e-Rubber is a novel rubber material that can function either as an actuator in response to electrical stimuli, or as a sensor in response to mechanical force. Its basic structure is a thin dielectric elastomer film sandwiched between two electrodes.
Actuator (motive power source)
Electricity is transformed into mechanical force
Example of use in commercial product
(moves without sound)
● Large displacement
● Quick movement
● Low energy use
(does not generate heat)
Transforms mechanical force into electricity
Example as pressure sensor
● Can sense minute loads
● Wide sensing range
Slide-ring materials are characterized by freely-movable cross-links on chains in polymer networks. In conventional polymeric materials with fixed cross-links, the inhomogeneous distribution of cross-links in the polymer network means that when the material is stretched or pulled tension is concentrated on shorter chains, which then tend to break. With freely movable cross-links, the movement of the cross-links allows the tension to become more homogeneous.
This is achieved with a polyrotaxane architecture, consisting of linear polymers (polyethyleneglycol) with cyclic molecules (cyclodextrin) around them like beads on a string and stopper molecules (adamantane) at each end. The rings form double-loop cross links with rings on other polymer chains, which then act like pulleys on which the polymer strands move to homogenize the structure.

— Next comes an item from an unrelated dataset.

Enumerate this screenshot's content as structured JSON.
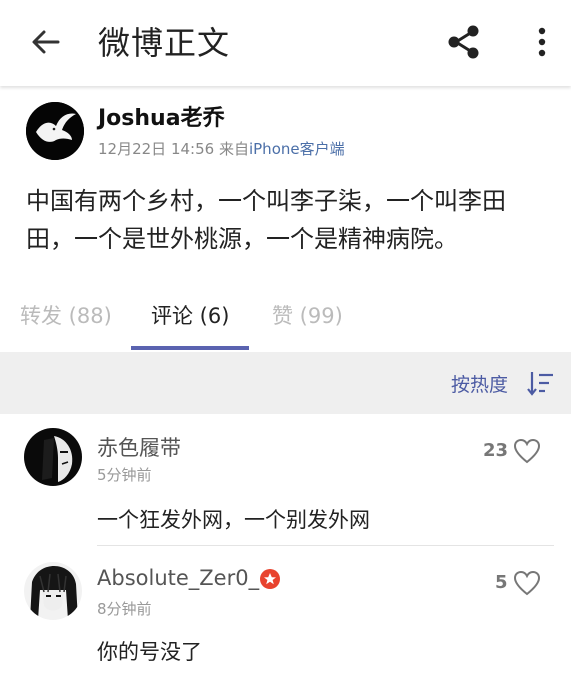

Extra length between the final cross-links and stoppers on the ends of the chains also provide room for extra movement. Slide-ring materials also show excellent restoration properties.
Individual suture training with reproduction of stressful movements
Team role playing of how to respond when conditions change
Toyoda Gosei has developed a “tactile hand” that can sense the shape and hardness of objects using soft and lightweight e-Rubber sensors. This is something robots have not been able to do up to this time.
This tactile hand is being used together with robot systems from QBIT Robotics to enable robots to perform more human-like work.
Our aim is for the spread of practical robots that will be beneficial in future aging societies.
This robot combines Toyoda Gosei’s tactile hand, made with light, flexible and sensitive e-Rubber sensors, and a robot system created by QBIT Robotics Corp.
With e-Rubber sensors on their fingers, these robot hands possess a “sense of touch” and can perform work in a more human-like way with the ability to sense the shape and softness of objects, an ability that conventional robots have lacked. Highly accurate e-Rubber sensors enable just one hand to handle various objects, whether they are heavy, light (less than 100 grams), or soft.
Aging societies with fewer children are rapidly expanding in many advanced countries, and one of the serious social issues is a labor shortage in manufacturing, service, social-welfare and many other fields. Robots that perform work on behalf of humans hold much promise. Toyoda Gosei is collaborating with QBIT Robotics, a startup that develops systems centered on collaborative robots that work together with humans for use in the service industry, including food service and entertainment. The two companies aim to develop practical robots that can be used for support in aging societies with fewer children.